The techniques of tasting enhance the ability to perceive wine clearly. They're actually pretty simple and follow logically through a well-defined series of steps. Some of the procedures may seem unnatural or pretentious to the uninitiated, but they've been developed over centuries to achieve specific ends. After a while, they become automatic. Swirling wine in the glass to release the aromas may feel clumsy at first, but now I often find myself at the table swirling my glass of water. At Wine Spectator, the editors taste nearly 8,000 wines a year. Here's how we do it. First of all, consider the circumstances. Not all wines deserve or repay close analysis. If you're drinking white Zinfandel out of paper cups at a picnic, any attempt to taste seriously will be wasted effort and probably perceived as snobbery. Professional tasters prefer a day-lit, odor-free room with white walls and tabletops, in order to throw the wine into the clearest possible relief, but in the end it's a sterile environment that improves analysis at the cost of pleasure. To maximize both enjoyment and understanding, serve your wine at a dinner party with friends; comfortable chairs, warm light and good food create an ambience where the wines--and the guests--can express themselves without constraint or reproach. Remember that tasting is not a test--your subjective response is more important than any "right answers." The bottom line is: Wine that tastes good to you is good wine.

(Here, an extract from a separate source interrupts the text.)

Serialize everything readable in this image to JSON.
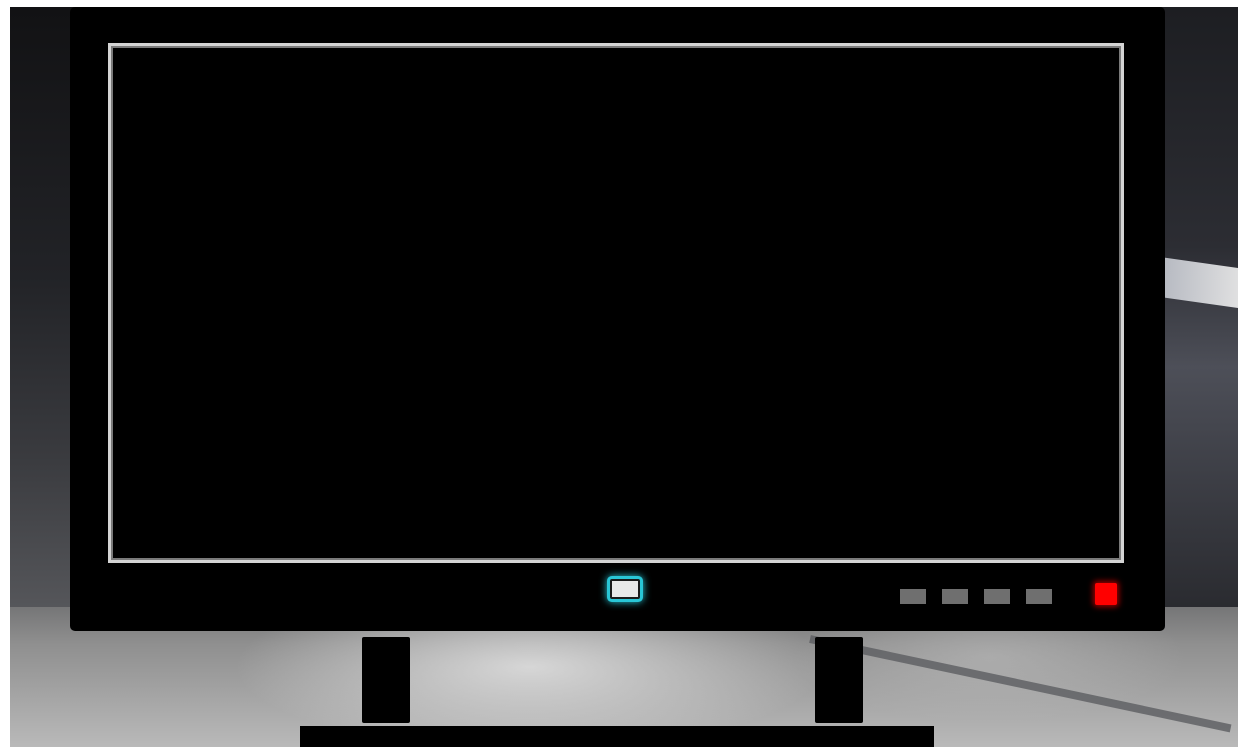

And no matter how advanced your technique, tasting is not an exact science. Sensitivities vary widely when it comes to flavor and aroma. These differences are both physiological and cultural. When test groups of French and Germans were given wine with 8 grams of sugar per liter, 92 percent of the Germans called the wine "dry" while only 7 percent of the French did. Their reference points were different: German whites are more often frankly sweet than French ones, so the German tasters were less sensitive to sugar in their wines. The goal in tasting wine is not to "find" the same aromas and flavors some other taster is describing. If you hone your own perceptual abilities and develop your own vocabulary to articulate them, you'll not only derive more pleasure from the wine itself, but also stimulate better communication between you and the friends who are sharing the bottle.
Author: Thomas Matthews
Source: The ABC's of Wine Tasting